Harrison Clark. Corporal, Citation: "Seized the colors and advanced with them after the color bearer had been shot."

John E. Clopp, Private. Citation: "Capture of flag of 9th Virginia Infantry, wresting it from the color bearer."

Joseph H. De Castro. Corporal. Citation: "Capture of flag of 19th Virginia Regiment."

George H. Dore. Sergeant. Citation: "The colors being struck down by a shell as the enemy were charging, this soldier rushed out and seized the flag, exposing himself to the fire of both sides."

Benjamin F. Falls. Color sergeant. Citation: "Capture of flag."

Christopher Flynn. Corporal. Citation: "Capture of flag of 52d North Carolina Infantry."

Edward L. Gilligan. First sergeant. Citation: "Assisted in the capture of a Confederate flag by knocking down the color sergeant."

 

 

Henry Douglass Brown (age 27) Born February 10, 1904, in Valley, NE, and previously married, and Hildreth Brainard (born in Valley, NE) were married June 24, 1930, in Council Bluffs, IA.

Henry Douglass Brown died April 4, 1990, in Calloway Co., KY, at age 86.

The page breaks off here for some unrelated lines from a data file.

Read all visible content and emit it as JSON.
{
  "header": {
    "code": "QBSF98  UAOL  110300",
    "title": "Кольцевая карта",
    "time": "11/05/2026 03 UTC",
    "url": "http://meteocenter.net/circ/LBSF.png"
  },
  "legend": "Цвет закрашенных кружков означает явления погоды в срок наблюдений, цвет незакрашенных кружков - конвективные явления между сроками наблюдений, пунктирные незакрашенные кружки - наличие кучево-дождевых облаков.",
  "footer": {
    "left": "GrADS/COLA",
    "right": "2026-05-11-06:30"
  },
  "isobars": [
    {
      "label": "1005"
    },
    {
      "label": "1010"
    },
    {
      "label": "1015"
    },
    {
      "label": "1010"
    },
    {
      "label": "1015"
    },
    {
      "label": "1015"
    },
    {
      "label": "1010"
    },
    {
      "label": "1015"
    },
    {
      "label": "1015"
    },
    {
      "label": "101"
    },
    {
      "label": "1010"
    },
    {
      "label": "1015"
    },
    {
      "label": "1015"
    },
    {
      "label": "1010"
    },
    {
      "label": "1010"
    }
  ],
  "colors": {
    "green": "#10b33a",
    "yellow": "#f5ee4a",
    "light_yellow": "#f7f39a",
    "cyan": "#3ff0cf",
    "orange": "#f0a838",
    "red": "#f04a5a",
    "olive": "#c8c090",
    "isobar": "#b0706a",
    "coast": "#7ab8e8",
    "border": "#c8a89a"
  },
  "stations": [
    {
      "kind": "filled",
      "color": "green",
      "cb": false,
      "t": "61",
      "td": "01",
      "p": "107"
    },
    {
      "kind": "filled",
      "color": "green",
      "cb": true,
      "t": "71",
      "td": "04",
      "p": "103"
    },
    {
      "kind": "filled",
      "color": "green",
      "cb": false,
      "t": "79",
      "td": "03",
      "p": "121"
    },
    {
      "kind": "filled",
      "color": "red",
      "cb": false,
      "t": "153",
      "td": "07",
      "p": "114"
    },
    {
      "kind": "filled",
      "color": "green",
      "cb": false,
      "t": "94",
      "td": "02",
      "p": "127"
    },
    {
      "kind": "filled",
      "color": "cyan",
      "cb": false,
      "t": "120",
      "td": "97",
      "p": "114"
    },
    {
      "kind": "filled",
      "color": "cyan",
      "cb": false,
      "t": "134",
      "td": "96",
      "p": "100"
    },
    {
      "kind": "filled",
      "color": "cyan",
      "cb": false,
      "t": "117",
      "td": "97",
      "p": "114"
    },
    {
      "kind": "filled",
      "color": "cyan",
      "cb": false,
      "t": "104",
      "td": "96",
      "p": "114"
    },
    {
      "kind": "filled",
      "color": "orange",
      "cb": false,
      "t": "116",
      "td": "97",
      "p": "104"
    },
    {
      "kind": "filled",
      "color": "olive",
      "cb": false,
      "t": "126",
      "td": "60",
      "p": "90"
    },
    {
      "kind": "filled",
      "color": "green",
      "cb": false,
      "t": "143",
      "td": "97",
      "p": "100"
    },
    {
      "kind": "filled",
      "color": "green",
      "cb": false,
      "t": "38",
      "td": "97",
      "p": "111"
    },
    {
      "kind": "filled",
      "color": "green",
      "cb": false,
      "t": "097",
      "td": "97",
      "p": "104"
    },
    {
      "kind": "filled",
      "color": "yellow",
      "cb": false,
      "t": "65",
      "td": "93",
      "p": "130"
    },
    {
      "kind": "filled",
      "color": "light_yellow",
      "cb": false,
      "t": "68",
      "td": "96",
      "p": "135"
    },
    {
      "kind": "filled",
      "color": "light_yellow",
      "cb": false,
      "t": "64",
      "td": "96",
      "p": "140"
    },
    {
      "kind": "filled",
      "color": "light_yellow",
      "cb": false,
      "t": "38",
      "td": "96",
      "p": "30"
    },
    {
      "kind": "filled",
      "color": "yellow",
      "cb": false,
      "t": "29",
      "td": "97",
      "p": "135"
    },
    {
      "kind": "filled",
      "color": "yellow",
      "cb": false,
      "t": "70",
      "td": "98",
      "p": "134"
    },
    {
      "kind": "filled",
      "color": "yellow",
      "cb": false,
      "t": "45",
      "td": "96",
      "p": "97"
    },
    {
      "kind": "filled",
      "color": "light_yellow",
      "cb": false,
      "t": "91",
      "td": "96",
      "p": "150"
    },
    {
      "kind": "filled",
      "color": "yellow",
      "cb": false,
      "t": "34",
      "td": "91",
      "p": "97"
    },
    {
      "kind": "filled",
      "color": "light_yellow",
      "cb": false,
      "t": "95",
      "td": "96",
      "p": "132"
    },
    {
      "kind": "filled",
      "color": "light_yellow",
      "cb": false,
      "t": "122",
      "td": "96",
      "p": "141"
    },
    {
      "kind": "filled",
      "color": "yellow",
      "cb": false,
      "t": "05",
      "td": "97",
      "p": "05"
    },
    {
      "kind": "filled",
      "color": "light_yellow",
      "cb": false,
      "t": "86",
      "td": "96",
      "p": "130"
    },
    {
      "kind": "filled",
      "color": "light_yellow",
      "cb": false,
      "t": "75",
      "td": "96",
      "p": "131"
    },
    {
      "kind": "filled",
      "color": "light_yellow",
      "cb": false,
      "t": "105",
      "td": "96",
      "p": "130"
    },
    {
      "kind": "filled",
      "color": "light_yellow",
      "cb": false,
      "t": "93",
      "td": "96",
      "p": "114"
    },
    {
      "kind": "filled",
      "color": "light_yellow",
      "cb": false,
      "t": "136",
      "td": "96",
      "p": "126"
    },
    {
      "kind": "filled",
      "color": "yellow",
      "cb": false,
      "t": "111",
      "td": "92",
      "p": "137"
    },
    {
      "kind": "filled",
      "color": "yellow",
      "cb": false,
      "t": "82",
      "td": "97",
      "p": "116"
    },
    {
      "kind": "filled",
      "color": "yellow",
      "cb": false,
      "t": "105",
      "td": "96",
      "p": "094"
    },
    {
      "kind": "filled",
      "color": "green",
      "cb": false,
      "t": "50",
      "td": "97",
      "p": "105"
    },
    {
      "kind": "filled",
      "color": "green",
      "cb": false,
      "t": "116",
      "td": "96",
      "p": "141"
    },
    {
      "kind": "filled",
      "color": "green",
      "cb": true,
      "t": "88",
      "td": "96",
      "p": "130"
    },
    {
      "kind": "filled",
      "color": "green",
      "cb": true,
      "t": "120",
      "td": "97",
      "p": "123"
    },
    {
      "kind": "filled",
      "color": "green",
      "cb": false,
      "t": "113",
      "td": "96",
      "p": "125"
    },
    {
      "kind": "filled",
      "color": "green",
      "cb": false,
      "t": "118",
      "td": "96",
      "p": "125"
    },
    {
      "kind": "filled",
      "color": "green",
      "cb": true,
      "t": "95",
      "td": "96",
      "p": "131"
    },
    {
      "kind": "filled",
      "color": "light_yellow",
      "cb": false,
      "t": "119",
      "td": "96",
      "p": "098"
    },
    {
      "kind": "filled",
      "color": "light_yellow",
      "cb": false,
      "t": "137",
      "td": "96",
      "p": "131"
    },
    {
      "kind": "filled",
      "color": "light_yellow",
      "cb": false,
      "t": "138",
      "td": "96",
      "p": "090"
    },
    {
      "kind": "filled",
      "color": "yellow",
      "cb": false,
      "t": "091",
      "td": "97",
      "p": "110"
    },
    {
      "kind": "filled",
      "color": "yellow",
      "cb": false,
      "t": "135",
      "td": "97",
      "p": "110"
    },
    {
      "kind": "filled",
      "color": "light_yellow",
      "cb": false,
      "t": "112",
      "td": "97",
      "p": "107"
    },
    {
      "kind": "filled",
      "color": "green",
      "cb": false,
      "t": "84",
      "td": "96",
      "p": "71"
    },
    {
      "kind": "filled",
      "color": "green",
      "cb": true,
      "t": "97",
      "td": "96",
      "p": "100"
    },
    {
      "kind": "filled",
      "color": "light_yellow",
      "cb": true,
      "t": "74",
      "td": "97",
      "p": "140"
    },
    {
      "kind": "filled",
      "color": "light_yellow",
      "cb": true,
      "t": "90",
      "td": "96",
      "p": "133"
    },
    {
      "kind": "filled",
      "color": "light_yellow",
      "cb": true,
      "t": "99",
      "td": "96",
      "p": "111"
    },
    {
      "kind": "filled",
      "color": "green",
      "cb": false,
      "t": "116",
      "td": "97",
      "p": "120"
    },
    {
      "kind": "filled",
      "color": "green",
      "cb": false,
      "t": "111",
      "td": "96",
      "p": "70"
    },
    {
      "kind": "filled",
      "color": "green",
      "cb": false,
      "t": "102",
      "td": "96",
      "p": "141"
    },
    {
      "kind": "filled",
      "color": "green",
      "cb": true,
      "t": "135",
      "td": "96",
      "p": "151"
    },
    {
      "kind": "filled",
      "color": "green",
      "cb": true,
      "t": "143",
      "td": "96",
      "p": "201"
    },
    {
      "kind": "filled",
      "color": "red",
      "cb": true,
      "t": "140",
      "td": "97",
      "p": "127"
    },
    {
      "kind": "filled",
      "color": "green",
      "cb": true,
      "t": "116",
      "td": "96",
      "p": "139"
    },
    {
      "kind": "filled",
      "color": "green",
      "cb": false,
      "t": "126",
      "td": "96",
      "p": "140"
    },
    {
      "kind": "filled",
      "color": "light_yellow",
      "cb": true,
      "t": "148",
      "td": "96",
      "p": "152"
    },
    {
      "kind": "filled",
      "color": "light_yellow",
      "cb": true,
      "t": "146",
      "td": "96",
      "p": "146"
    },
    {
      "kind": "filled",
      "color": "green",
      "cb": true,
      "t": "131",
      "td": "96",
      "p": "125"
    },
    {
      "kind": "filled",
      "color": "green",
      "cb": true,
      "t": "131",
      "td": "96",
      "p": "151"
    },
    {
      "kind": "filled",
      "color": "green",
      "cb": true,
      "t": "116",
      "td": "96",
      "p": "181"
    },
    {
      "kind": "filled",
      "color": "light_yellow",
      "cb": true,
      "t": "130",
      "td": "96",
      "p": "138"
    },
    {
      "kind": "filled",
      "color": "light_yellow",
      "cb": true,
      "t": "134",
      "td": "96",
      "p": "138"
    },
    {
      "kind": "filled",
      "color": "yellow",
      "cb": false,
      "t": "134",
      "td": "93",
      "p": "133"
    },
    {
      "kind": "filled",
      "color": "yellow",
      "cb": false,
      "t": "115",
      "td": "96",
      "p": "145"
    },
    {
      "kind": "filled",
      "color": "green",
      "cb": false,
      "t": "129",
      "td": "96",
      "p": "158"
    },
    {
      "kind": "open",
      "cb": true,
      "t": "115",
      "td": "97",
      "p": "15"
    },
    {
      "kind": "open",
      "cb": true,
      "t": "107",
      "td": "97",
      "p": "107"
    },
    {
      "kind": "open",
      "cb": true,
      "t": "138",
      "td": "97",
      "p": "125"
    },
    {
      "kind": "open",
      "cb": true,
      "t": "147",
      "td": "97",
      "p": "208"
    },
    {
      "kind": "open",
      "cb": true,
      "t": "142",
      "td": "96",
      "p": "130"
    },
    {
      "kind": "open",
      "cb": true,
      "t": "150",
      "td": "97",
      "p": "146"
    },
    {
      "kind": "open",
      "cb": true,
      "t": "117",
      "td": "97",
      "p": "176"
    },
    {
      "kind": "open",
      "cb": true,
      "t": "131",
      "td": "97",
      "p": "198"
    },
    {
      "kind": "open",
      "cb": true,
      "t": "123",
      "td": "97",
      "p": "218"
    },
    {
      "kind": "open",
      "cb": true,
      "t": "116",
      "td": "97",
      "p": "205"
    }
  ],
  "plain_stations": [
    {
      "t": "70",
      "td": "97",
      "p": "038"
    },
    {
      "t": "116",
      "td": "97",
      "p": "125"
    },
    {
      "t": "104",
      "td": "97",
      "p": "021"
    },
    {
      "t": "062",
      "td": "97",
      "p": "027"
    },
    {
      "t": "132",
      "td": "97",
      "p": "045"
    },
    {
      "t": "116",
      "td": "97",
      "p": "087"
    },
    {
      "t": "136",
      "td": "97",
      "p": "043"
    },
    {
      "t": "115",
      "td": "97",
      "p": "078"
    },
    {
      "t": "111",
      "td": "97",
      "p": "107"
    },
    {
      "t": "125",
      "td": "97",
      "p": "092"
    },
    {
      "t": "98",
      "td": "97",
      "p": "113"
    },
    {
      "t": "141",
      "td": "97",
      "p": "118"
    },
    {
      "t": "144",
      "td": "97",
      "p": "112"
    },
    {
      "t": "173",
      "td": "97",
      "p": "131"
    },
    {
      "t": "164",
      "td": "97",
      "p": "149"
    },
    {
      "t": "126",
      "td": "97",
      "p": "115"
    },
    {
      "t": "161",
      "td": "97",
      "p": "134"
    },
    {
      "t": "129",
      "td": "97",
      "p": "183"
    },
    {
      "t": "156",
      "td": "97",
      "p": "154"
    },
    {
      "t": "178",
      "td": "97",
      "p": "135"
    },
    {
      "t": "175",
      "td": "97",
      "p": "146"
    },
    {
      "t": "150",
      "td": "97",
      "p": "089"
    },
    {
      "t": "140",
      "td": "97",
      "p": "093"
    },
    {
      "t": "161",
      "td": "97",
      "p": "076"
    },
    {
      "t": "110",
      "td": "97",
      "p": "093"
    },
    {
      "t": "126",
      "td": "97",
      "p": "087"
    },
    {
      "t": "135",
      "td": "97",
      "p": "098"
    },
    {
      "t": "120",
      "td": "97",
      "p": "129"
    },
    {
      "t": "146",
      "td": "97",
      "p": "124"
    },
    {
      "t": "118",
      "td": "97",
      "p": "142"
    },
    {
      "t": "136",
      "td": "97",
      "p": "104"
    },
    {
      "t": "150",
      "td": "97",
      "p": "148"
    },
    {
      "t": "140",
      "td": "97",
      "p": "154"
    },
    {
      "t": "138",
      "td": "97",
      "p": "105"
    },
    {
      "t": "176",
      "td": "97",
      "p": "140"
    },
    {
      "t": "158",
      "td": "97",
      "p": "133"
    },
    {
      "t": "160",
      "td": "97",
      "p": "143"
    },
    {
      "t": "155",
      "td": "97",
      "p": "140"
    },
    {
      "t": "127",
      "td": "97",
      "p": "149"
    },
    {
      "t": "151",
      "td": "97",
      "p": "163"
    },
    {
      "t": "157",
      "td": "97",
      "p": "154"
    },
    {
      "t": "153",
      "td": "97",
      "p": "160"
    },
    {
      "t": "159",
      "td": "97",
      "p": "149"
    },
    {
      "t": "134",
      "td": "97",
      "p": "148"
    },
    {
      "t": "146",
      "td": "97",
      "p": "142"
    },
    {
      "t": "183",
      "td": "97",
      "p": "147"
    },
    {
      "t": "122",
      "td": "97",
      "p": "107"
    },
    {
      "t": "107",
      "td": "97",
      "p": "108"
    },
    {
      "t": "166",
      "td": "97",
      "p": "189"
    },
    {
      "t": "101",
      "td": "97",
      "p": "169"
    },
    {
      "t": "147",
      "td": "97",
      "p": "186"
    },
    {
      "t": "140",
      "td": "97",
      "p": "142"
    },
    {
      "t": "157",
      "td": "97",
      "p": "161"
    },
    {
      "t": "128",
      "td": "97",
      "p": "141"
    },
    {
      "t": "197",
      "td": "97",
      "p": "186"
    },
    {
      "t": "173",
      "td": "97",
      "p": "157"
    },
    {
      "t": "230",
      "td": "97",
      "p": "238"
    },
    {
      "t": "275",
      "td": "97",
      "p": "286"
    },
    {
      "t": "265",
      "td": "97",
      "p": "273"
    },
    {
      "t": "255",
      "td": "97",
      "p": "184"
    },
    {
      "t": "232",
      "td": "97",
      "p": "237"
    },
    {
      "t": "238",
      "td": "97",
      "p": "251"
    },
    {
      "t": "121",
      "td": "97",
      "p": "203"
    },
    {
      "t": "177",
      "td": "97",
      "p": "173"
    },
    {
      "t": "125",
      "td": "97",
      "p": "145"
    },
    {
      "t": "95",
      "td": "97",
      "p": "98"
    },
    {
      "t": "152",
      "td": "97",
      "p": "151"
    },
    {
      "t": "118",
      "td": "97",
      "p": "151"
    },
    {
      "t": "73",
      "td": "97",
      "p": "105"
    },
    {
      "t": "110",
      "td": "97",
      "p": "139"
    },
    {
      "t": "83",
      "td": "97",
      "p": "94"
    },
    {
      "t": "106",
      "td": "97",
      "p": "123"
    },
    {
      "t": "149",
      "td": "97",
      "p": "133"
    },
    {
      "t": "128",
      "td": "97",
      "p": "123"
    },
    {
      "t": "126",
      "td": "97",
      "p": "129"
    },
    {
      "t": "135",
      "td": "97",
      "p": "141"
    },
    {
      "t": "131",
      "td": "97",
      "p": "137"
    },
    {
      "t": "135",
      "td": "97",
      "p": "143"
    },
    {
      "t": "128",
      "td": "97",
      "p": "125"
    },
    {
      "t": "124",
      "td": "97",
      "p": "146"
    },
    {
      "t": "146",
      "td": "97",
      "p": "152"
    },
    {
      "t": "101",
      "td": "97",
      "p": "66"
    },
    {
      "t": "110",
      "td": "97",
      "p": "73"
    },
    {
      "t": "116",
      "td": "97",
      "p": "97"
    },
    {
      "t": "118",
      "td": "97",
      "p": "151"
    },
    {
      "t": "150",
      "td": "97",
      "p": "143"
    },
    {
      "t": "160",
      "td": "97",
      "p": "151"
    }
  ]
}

Hildreth (Brainard) Brown was born March 5, 1912, in Nebraska, and died August 19, 1995, in Dexter, Calloway Co., KY (age 83).

 

Oscar William Brown was born July 6, 1900, Nebraska. Married about 1923 to Ellen E. Unknown: Born about 1904 in Nebraska. Their son, Dale R. Brown, was born about 1924 in Nebraska.